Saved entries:
|---|

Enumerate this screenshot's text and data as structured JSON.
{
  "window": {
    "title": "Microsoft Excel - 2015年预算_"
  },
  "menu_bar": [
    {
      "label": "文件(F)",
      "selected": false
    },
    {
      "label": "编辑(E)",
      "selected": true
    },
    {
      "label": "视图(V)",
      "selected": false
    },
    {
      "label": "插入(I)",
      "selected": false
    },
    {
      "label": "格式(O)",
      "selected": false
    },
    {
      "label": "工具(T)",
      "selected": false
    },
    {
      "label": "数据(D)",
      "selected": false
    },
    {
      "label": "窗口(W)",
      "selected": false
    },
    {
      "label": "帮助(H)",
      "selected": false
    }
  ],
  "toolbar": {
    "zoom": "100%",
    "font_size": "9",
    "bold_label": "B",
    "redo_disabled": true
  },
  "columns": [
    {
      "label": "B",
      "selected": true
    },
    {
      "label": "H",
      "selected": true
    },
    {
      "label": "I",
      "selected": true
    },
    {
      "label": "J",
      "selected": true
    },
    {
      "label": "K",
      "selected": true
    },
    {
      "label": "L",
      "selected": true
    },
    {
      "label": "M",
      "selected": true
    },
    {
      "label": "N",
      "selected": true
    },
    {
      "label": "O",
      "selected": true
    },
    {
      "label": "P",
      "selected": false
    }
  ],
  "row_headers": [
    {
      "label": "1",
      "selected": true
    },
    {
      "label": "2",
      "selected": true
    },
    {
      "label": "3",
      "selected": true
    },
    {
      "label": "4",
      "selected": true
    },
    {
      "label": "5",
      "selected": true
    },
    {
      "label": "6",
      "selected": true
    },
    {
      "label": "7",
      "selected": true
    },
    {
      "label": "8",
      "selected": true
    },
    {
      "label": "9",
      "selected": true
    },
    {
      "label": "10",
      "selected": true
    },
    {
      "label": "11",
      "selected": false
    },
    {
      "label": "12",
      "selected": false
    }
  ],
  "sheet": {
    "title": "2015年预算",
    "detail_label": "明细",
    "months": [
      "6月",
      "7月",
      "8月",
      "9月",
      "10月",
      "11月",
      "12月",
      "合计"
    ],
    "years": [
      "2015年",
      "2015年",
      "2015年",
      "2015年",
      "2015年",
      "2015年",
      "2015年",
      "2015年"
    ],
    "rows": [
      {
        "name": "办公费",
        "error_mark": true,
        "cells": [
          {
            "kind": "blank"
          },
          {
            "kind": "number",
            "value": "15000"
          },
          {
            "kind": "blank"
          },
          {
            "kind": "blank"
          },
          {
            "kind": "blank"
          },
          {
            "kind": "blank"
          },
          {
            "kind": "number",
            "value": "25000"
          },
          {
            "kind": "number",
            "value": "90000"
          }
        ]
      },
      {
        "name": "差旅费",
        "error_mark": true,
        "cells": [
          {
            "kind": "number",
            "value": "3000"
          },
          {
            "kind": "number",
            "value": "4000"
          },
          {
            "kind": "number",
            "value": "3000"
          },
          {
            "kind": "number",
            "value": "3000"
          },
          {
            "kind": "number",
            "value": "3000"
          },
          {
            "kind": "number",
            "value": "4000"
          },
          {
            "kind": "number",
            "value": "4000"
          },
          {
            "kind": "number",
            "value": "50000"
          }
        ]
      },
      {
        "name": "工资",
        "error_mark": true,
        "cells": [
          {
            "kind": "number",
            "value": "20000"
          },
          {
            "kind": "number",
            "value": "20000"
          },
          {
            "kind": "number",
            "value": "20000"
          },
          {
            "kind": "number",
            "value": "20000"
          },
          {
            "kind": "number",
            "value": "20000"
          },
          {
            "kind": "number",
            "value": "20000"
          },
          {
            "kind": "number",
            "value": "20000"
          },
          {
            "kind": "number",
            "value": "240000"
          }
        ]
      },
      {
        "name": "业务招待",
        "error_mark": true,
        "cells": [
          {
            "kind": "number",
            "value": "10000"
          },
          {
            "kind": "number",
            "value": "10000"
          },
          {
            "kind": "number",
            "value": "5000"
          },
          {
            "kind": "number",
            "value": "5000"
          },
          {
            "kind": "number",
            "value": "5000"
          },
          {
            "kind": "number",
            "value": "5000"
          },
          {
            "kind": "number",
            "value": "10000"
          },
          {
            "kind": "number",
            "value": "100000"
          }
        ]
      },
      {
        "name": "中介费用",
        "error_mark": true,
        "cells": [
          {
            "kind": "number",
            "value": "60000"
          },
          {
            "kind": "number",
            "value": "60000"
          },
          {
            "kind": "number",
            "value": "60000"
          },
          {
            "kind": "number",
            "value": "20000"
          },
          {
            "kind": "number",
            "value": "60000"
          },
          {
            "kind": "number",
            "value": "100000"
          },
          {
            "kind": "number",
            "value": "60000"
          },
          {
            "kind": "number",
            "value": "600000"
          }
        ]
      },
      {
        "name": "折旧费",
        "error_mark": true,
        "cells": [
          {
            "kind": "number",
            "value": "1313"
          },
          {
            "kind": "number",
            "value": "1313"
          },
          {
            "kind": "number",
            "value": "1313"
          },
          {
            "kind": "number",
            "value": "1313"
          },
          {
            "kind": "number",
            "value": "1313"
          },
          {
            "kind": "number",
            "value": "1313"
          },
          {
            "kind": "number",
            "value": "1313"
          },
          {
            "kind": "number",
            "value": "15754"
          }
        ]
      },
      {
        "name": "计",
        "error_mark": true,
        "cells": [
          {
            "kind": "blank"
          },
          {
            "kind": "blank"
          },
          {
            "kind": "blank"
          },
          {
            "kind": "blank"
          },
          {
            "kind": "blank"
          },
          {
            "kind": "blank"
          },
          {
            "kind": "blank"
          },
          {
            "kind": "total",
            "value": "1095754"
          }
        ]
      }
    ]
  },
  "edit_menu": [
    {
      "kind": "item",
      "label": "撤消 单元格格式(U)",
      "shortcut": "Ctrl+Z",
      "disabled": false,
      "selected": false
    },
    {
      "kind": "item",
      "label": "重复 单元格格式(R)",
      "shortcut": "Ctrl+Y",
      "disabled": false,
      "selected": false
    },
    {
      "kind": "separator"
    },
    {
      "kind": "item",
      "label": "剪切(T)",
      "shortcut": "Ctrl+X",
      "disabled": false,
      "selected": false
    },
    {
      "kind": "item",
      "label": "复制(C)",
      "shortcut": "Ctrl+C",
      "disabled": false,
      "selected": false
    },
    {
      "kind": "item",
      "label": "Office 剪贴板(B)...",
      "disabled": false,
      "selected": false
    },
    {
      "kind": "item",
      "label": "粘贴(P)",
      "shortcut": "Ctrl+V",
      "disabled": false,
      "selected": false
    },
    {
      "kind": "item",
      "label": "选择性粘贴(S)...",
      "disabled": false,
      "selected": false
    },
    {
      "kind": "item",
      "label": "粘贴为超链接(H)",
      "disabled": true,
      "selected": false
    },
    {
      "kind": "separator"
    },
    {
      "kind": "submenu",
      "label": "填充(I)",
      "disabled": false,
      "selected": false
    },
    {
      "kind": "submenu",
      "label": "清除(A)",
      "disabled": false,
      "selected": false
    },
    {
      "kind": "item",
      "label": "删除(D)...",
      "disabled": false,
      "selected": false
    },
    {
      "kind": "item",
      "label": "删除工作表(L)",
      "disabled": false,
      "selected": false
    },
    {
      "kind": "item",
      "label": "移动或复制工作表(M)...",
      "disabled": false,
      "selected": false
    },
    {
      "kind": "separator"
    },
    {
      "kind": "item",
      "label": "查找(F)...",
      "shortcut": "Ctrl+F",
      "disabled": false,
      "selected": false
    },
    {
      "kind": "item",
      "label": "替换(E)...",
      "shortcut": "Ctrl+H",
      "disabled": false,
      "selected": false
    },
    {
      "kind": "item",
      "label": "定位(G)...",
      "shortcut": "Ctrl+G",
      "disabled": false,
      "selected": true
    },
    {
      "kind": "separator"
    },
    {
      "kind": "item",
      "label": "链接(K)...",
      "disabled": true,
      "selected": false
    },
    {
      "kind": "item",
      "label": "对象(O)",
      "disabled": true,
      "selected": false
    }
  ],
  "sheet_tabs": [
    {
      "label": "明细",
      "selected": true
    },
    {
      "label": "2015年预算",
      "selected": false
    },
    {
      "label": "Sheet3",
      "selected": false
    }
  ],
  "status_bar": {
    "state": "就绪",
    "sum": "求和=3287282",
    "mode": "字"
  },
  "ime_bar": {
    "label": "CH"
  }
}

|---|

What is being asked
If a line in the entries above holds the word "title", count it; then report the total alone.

Output of the exercise
2